Each time a line of the listing holds "Receiving", copy that line.

==========

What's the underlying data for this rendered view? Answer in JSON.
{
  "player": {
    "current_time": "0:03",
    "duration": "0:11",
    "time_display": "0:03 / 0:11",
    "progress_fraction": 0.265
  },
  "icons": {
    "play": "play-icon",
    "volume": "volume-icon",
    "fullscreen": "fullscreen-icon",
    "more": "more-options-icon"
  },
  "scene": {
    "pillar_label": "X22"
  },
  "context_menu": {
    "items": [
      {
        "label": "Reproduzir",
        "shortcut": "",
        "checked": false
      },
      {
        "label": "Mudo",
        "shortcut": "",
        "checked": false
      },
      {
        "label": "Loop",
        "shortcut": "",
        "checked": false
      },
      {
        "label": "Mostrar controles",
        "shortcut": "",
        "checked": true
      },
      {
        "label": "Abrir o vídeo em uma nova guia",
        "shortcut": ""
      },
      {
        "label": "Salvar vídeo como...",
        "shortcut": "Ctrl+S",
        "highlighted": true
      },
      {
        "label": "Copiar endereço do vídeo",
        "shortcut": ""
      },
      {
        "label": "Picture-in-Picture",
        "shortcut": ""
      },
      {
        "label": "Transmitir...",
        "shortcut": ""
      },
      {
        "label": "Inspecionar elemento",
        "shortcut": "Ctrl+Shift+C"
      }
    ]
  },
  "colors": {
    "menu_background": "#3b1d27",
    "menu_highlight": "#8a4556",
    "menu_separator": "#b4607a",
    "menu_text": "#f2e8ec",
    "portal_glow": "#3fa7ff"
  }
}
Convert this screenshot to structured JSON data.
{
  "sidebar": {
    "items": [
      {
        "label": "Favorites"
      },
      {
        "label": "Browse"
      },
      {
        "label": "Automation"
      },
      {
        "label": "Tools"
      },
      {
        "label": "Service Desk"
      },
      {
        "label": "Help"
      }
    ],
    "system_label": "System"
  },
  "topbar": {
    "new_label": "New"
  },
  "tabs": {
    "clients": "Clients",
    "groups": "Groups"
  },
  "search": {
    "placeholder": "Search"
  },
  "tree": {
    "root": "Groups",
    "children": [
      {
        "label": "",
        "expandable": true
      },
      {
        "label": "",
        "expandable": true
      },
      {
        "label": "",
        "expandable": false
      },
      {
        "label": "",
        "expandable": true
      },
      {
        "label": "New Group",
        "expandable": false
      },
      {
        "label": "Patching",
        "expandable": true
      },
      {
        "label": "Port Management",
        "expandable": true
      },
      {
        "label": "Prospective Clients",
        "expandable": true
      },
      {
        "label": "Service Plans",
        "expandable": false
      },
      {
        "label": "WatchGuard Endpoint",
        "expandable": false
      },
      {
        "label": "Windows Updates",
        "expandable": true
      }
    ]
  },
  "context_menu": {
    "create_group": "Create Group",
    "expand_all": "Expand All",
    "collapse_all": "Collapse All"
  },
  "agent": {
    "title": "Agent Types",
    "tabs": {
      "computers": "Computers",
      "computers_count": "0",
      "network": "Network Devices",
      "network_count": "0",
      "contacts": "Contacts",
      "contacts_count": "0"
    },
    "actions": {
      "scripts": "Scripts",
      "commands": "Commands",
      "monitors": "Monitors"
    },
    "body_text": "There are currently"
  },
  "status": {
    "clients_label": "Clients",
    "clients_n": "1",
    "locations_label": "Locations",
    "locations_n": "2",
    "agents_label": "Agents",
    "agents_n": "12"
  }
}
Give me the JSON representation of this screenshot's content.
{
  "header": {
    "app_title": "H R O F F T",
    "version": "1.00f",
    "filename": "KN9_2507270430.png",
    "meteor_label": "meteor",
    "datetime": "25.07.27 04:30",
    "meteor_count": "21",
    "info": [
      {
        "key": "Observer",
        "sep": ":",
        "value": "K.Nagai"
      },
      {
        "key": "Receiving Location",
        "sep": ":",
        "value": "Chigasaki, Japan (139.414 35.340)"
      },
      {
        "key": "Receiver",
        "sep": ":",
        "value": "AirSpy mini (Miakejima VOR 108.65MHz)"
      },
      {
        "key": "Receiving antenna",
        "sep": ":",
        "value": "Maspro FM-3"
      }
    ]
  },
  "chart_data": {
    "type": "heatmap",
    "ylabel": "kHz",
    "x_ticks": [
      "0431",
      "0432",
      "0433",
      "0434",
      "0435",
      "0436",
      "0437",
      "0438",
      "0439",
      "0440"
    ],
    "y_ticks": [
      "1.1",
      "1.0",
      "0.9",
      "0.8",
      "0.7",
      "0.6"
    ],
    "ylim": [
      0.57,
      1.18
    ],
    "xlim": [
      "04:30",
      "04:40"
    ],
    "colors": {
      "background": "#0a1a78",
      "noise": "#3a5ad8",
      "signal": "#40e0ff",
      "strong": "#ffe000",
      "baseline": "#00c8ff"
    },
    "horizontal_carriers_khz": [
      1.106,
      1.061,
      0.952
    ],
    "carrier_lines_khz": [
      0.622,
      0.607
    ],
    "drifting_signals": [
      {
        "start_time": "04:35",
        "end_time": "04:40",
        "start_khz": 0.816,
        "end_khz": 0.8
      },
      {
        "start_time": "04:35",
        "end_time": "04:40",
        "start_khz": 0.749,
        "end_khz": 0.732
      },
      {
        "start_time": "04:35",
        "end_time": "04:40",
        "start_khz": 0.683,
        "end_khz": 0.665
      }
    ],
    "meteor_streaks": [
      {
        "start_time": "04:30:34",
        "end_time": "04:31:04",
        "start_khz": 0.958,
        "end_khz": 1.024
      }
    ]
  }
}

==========

Written solution:
        "key": "Receiving Location",
        "key": "Receiving antenna",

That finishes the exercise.